What is this health insurance exchange?
It is an online marketplace that offers state-specific insurance plans. It is a place where consumers can shop for a policy that best suits their needs. It will help you figure out what plan is best for you after you answer a couple of questions, and it will clearly list the terms of the plans so you know what you're getting into. There are four levels of coverage you can get — bronze, silver, gold, and platinum. Bronze will likely have the lowest monthly premium but highest out-of-pocket costs. Platinum will likely have the highest monthly premium but lowest out-of-pocket costs. Those who have to pay a lot for medical care should consider the policies with higher monthly premiums.
Who should sign up for the health insurance exchange plan?
Most Americans are eligible for an exchange plan. Find out if you qualify here. However, those who should consider signing up include the uninsured, those who are buying insurance on their own, and people who can't afford to buy insurance through their work. Those who don't need it are people who have insurance through work or a government program like Medicare and Medicaid. Read on for more.
What's this about a fine if I don't get health insurance?
If you aren't covered by insurance by 2014, you need to get it or be subjected to a fine. In 2014, uninsured people will face a fine of $95 or 1 percent of their income, and in 2015, the penalties are even steeper.

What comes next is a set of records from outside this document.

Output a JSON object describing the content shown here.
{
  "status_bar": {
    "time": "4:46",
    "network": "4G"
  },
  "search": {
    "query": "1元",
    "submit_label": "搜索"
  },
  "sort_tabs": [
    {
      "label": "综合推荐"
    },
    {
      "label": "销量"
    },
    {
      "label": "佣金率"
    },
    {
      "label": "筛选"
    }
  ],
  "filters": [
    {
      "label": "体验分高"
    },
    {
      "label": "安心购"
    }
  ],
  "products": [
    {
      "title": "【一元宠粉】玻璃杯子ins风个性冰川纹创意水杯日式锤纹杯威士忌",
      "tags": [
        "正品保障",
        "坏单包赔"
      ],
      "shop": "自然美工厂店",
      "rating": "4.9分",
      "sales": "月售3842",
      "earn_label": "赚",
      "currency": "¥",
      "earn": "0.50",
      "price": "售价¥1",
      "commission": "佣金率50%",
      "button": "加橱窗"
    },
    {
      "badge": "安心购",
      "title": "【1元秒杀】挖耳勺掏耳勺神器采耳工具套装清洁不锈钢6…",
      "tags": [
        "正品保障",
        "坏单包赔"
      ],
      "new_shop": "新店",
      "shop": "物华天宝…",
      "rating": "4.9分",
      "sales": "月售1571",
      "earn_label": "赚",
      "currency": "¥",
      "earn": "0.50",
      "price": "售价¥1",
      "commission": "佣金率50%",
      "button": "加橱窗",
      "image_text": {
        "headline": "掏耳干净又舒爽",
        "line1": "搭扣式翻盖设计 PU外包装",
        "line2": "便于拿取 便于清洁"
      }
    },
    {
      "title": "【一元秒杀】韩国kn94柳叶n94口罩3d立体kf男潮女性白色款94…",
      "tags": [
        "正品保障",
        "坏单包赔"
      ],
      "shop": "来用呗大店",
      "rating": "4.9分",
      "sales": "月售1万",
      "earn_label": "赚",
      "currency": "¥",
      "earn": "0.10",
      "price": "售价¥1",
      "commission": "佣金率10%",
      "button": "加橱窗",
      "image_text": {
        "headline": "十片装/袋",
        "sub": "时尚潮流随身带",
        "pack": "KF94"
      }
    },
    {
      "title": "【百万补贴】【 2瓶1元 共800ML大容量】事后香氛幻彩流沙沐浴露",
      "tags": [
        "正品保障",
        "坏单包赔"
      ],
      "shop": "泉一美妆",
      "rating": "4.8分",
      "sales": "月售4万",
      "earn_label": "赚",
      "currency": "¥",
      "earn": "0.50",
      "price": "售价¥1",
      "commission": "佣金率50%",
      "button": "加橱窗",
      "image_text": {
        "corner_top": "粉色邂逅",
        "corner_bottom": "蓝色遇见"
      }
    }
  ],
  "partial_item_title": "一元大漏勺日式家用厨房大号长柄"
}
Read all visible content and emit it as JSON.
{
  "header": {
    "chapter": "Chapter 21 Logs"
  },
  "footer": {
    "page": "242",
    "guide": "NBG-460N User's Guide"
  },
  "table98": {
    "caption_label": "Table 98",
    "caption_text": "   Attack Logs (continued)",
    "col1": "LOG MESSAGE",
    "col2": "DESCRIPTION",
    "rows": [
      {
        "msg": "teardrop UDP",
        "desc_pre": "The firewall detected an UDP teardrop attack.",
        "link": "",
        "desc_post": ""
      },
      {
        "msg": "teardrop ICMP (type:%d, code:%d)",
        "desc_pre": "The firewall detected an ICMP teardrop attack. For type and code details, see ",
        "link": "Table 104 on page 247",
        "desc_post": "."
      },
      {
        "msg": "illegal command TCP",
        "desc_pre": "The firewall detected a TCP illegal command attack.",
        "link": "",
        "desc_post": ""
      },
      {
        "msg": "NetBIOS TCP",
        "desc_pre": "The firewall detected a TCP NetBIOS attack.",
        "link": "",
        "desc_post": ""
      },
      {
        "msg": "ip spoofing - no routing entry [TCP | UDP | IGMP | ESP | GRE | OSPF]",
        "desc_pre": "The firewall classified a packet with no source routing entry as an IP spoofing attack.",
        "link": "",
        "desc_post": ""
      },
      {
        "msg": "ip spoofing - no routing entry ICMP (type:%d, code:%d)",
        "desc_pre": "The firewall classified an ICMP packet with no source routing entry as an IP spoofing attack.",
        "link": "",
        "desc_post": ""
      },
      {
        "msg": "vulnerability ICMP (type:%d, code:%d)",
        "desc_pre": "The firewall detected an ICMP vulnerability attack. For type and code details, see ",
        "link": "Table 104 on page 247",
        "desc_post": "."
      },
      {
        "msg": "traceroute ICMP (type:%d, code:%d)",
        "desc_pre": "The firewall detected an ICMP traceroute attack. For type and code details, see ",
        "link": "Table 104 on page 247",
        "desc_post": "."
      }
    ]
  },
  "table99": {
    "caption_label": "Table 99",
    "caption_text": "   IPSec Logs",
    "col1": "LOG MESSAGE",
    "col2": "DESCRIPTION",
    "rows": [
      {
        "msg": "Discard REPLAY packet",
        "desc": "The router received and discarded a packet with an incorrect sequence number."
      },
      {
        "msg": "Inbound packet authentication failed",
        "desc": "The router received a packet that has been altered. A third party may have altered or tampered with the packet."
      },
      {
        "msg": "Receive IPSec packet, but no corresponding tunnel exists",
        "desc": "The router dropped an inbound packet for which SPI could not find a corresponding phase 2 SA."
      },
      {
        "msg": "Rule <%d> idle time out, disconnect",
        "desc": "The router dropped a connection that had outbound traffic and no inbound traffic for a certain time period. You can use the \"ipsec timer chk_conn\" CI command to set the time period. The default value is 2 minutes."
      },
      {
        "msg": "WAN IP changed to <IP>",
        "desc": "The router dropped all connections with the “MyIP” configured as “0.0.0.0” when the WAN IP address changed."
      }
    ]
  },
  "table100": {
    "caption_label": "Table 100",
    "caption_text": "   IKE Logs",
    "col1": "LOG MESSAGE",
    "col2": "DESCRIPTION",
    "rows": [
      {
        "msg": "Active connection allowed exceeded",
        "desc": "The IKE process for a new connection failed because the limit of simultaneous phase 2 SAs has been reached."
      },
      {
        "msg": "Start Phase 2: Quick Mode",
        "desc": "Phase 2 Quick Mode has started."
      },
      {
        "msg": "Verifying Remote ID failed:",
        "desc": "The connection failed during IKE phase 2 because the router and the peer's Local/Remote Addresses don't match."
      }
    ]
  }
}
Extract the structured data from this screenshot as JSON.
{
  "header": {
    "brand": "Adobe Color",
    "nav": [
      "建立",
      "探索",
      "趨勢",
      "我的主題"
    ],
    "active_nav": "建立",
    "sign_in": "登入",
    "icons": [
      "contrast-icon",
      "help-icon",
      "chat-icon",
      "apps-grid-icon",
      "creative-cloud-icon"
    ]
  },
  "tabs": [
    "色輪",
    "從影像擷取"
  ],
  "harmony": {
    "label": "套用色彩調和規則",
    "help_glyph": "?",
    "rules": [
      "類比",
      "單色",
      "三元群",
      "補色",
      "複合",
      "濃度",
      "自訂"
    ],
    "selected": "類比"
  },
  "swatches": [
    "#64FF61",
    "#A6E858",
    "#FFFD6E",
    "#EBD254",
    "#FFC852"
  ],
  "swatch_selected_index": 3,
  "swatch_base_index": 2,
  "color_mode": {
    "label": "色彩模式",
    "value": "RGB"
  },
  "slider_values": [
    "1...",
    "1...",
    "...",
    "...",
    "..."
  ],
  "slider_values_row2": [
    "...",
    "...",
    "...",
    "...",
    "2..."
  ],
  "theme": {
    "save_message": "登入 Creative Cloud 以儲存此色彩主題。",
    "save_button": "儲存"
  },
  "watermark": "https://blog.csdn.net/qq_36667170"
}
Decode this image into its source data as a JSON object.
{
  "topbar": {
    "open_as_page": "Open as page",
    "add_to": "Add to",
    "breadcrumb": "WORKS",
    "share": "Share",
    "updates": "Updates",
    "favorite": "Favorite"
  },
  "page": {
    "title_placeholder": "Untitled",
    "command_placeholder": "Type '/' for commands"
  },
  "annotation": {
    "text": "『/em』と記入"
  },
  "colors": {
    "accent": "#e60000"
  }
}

This fee is meant to encourage younger people in good health to take up insurance, and the money goes toward funding for the older patients and those who aren't in good health. Those exempt from this fine includes people who make very little income, certain religious groups, and families who pay over 8 percent of their income to insurance premiums even after employer contributions and federal subsidies.
When should I sign up?
Open enrollment starts Oct. 1 and ends March 31. This means you can shop for plans starting Oct. 1. However, Health Care Exchange plans won't start till Jan. 1. You can apply online, by mail, or in person. More details will be available next week on how to apply by mail and in person. You can call or chat with a representative to help you with your application.
What do I need to do?
Go to website of the Health Insurance Marketplace. Enter your state, and create an account. Take your time exploring different plans.
Well, what if I can't afford it?
The government is providing financial help to those who can't afford it. It only applies to the insurance plans in the health care exchange. Those who qualify include people who are earning income 100 percent to 400 percent of the federal poverty level, which is $11,490 to $45,960 for a single person in 2013. Find out if you are eligible for a subsidy with the calculator below.
Have more questions? Leave them in the comments, and we'll do our best to answer them!